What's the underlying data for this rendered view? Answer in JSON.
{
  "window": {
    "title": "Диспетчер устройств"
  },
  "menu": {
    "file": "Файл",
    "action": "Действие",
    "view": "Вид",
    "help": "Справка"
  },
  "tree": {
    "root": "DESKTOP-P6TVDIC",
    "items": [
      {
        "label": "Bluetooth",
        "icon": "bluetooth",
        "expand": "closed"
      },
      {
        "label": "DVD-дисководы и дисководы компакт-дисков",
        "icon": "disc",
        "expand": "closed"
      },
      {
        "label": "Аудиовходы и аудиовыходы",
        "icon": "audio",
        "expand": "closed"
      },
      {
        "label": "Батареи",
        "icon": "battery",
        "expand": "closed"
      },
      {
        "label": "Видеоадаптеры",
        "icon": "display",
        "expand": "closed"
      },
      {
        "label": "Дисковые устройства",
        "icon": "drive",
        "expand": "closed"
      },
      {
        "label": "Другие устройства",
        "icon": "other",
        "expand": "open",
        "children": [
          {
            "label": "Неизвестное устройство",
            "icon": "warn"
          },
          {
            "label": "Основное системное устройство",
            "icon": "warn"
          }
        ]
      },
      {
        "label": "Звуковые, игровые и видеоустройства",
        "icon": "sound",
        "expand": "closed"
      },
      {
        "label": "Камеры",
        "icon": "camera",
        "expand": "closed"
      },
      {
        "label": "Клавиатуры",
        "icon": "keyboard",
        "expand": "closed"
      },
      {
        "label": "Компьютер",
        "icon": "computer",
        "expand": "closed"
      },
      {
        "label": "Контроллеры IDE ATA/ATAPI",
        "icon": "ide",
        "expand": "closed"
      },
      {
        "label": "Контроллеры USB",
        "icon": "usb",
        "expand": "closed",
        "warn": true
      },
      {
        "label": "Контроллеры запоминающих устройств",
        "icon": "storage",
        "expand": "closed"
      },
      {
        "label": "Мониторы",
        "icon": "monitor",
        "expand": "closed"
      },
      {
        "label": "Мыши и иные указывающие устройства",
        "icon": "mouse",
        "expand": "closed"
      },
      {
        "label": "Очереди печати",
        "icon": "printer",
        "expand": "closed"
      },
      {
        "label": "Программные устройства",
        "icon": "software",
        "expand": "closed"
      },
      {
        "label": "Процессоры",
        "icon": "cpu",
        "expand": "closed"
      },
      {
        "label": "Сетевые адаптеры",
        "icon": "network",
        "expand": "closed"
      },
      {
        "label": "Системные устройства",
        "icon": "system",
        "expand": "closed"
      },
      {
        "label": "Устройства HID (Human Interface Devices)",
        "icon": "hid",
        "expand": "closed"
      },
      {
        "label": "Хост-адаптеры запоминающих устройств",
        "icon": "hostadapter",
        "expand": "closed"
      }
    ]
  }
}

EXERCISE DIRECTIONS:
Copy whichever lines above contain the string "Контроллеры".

YOUR RESPONSE:
        "label": "Контроллеры IDE ATA/ATAPI",
        "label": "Контроллеры USB",
        "label": "Контроллеры запоминающих устройств",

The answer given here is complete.